But if things don’t change? Then it’s on them.

And I’ve lost all hope that this new administration can meet our needs. The president appears to have a favorite child (in his base) but couldn’t be bothered to feed the rest of us. He has no problem reflecting his own irrational obsessions—like the “Great Wall of Mexico” or voter fraud—in direct opposition to our pleas for a more hopeful, inclusive, and nurturing environment. And rather than absorb the disconcerting hatred of the white nationalists within his coalition, he simply reflects it back by retweeting dog whistles or finding new and progressively more inventive ways to normalize them. Even more bizarre, he somehow turned a question about increasing incidents of anti-Semitism into an opportunity to celebrate his “historic” victory.

It all makes me want to reach for my teddy bear and cry for my real mom.

If Winnicott’s name sounds at all familiar, you might be aware of his concept of transitional objects. We’ve all seen a baby intuitively suck his thumb or sleep with a soft toy (or else have done this ourselves). In theory, these “objects” help babies transition from an entirely internal existence to one that begins to interact with an external reality. Winnicott calls it “a tendency on the part of the infant to weave other-than-me objects into the personal pattern.” The key is, the baby determines the object for herself—no matter how much you want to force that handmade giraffe on her.

Lately I’ve been wondering what transitional objects I might latch onto this year to cope with this harsh new environment. So far, I’ve clung to Twitter in an attempt to curate my own private experience of the administration’s surreal and confusing external reality. And I get a distinctly personal sense of comfort when I watch Chuck Todd on Meet the Press. Whereas in prior administrations this media merely nourished my hunger for information, they have now become sources of comfort and anchors to a safer internal reality.

All of which is to say: Keep an eye out for your own unique comfort object.

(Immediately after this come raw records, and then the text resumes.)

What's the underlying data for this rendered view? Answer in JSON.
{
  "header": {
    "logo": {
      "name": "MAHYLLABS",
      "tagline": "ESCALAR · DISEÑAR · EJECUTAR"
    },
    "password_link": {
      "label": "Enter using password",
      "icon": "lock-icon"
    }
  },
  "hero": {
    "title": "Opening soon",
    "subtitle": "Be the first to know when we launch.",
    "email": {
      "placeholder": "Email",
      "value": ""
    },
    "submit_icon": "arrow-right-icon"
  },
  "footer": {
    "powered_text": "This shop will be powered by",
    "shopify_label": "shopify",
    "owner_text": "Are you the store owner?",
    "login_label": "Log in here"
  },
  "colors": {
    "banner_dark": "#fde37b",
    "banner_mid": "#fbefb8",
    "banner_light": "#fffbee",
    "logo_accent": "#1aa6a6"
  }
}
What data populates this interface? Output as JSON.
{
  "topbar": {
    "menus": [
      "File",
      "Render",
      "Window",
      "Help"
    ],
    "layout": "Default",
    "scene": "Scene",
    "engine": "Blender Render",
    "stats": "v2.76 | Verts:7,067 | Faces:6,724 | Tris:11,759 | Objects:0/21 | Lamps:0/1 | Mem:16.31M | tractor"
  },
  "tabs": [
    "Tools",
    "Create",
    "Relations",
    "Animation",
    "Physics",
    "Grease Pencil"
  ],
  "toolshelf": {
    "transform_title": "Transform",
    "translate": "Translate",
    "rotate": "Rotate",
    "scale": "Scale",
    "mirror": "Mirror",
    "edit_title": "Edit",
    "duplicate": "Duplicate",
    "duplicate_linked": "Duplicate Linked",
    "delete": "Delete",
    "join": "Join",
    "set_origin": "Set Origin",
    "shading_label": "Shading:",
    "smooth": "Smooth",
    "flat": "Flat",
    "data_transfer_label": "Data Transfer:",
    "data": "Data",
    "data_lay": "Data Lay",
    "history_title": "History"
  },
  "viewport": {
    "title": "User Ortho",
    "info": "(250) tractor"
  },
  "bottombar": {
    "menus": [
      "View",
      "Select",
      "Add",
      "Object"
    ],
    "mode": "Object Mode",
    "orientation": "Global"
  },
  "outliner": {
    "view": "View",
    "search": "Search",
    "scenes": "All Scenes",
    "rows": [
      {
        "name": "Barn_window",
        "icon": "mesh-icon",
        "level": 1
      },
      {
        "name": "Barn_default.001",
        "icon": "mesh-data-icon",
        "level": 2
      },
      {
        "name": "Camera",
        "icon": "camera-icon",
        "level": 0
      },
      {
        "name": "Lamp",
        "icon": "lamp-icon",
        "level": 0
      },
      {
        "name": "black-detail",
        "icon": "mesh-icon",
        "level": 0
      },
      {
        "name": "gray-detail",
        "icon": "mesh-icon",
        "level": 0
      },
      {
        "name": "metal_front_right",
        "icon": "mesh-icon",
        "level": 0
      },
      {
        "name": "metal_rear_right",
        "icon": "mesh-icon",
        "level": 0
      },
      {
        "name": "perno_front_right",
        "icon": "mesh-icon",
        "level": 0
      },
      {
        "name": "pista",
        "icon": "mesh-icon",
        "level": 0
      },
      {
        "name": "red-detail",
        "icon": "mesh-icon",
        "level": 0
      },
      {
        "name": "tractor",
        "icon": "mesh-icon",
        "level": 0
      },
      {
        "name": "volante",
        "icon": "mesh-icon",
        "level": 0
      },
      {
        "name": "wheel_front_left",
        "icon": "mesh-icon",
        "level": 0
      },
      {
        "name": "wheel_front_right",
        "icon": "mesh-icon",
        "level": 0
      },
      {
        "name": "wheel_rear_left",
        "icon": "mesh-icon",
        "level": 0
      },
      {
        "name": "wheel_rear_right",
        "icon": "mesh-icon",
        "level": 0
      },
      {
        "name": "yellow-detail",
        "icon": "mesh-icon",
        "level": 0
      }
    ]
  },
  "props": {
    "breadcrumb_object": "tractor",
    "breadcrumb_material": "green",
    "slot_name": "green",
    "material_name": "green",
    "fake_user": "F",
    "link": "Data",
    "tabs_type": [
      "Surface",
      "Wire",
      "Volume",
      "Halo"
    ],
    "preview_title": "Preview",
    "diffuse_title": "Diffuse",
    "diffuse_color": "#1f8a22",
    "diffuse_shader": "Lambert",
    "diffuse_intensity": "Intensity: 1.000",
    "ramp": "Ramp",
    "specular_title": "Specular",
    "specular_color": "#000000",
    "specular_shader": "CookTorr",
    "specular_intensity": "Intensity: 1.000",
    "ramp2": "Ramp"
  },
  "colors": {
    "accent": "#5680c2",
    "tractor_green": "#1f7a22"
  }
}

Hold to it tight. And take solace in the fact that, in Winnicott’s world, the baby creates its own sense of self—not the parents.